Yankees do it again, add Ichiro
The Seattle Mariners have traded Ichiro Suzuki to the New York Yankees.
As Max Warner argued here on May 13th, trading Ichiro is the right move for the Seattle Mariners and accelerates their rebuild.
It would appear the Mariners are receiving two minor league pitchers in the deal, along with cash. The Pitchers are D.J. Mitchell and Danny Farquar.
Mitchell is a 25 year old starter who has pitched in 4 games for the Yankees. Over the last three years in AAA, he has a combined 3.81 ERA
Farquhar was drafted by the Toronto Blue Jays and was included in a trade to Oakland that brought Rajai Davis to Toronto. He was then traded back to the Blue Jays for David Purcey, and then selected off waivers by Oakland from the Blue Jays. The Yankees used the waiver wire to acquire him from the A’s.
Farquhar has pitched in 3 major league games for the Blue Jays in 2011. He has a 4.65 ERA in two seasons in Triple A.
Last Word Baseball Analyst Max Warner checks in: This move is more about financial flexibility for Seattle going forward than anything else. Over two months ago, I wrote that Seattle needed to trade Ichiro immediately before his star power declined any further. Unfortunately, Seattle waited too long to trade Ichiro, and his play continued to decline sharply as the 2012 season has gone on. Ichiro is batting just .261, with a .641 OPS and only 15 stolen bases, and Seattle was not able to get much in return for one of the greatest Mariners of all time. D.J. Mitchell is a right-handed starting pitcher who has pitched for the Yankees’ AAA affiliate for most of the past three seasons. Mitchell’s upside is as a fifth starter or a long reliever. Mitchell has averaged nearly 7 strikeouts per nine innings in over 250 innings of AAA pitching, but as his 1.35 WHIP in AAA indicates, he surrenders too many hits and walks. At 25, Mitchell may have a year or two of development left, and pitching in Seattle’s Safeco Field will certainly help his stats a little, but he is far too hittable to be anything more than back-of-the-rotation filler in the Majors.
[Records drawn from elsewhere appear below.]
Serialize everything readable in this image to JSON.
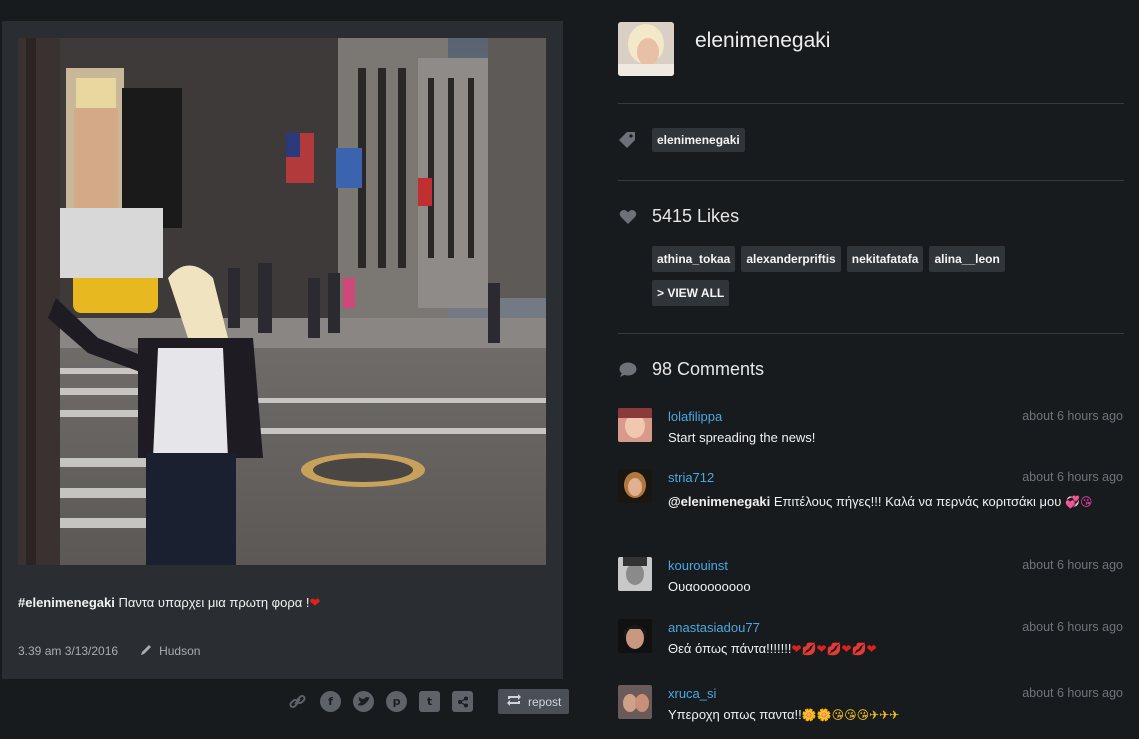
{
  "post": {
    "caption_tag": "#elenimenegaki",
    "caption_text": " Παντα υπαρχει μια πρωτη φορα !",
    "caption_emoji": "❤",
    "datetime": "3.39 am 3/13/2016",
    "filter": "Hudson"
  },
  "share": {
    "repost_label": "repost",
    "icons": [
      "link-icon",
      "facebook-icon",
      "twitter-icon",
      "pinterest-icon",
      "tumblr-icon",
      "share-icon"
    ]
  },
  "profile": {
    "username": "elenimenegaki"
  },
  "tags": [
    "elenimenegaki"
  ],
  "likes": {
    "label": "5415 Likes",
    "users": [
      "athina_tokaa",
      "alexanderpriftis",
      "nekitafatafa",
      "alina__leon"
    ],
    "view_all": "> VIEW ALL"
  },
  "comments": {
    "label": "98 Comments",
    "items": [
      {
        "user": "lolafilippa",
        "time": "about 6 hours ago",
        "text": "Start spreading the news!",
        "mention": "",
        "emoji": ""
      },
      {
        "user": "stria712",
        "time": "about 6 hours ago",
        "mention": "@elenimenegaki",
        "text": " Επιτέλους πήγες!!! Καλά να περνάς κοριτσάκι μου ",
        "emoji": "💞😘"
      },
      {
        "user": "kourouinst",
        "time": "about 6 hours ago",
        "text": "Ουαοοοοοοοο",
        "mention": "",
        "emoji": ""
      },
      {
        "user": "anastasiadou77",
        "time": "about 6 hours ago",
        "text": "Θεά όπως πάντα!!!!!!!",
        "mention": "",
        "emoji": "❤💋❤💋❤💋❤"
      },
      {
        "user": "xruca_si",
        "time": "about 6 hours ago",
        "text": "Υπεροχη οπως παντα!!",
        "mention": "",
        "emoji": "🌼🌼😘😘😘✈✈✈"
      }
    ]
  },
  "colors": {
    "background": "#181b1e",
    "card": "#2a2e33",
    "link": "#4aa8e0",
    "pill": "#30353a"
  }
}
Aside from Felix Hernandez, the Mariners don’t have any decent starters, so Mitchell will be given every chance to make the Seattle rotation.
Danny Farquhar is a small (5’9”), 25 year old reliever who has pitched in the minors for three different organizations for almost his entire career. His Triple-A stats are very mediocre: a career 4.65 ERA, 1.54 WHIP, and 7.6 K’s per nine innings. Farquhar will be fighting to make Major League rosters for the rest of his career, and he offers little more than injury insurance for Seattle’s bullpen.
The Mariners also got an undisclosed amount of cash in the deal, and are off the hook for the balance owing on Ichiro’s $18 million salary this year. These financial savings should help last place Seattle offset some of the lost revenue from decreased attendance and Ichiro memorabilia sales, which will almost certainly result from this trade.
Ichiro gives the Yankees a table-setter for the top of their lineup, who can bat second after Derek Jeter, which will allow Curtis Granderson to move down in the order to provide more protection for Mark Texeira and Robinson Cano. Ichiro’s contact hitting and speed on the bases will allow him to score plenty of runs on hits by the big bats of the Pinstripes. The small confines of Yankee Stadium should also help reduce the impact of Ichiro’s decreased range in the field; it remains to be seen if Nick Swisher will remain in right field or shift to left field to make room for Ichiro. In return, Ichiro gets a chance to play for a World Series contender, and his star gets to shine on the biggest baseball stage in the world.
This is a very difficult day for Seattle fans, as the Mariners are 13 games under .500, have almost no hope of making the playoffs this year, and have lost one the best, most popular players in their history in exchange for two low-end minor league players. Although the Mariners finally appear to be committed to a rebuild, the crowds at Safeco are going to be very, very small in August and September.
… And thats the last word.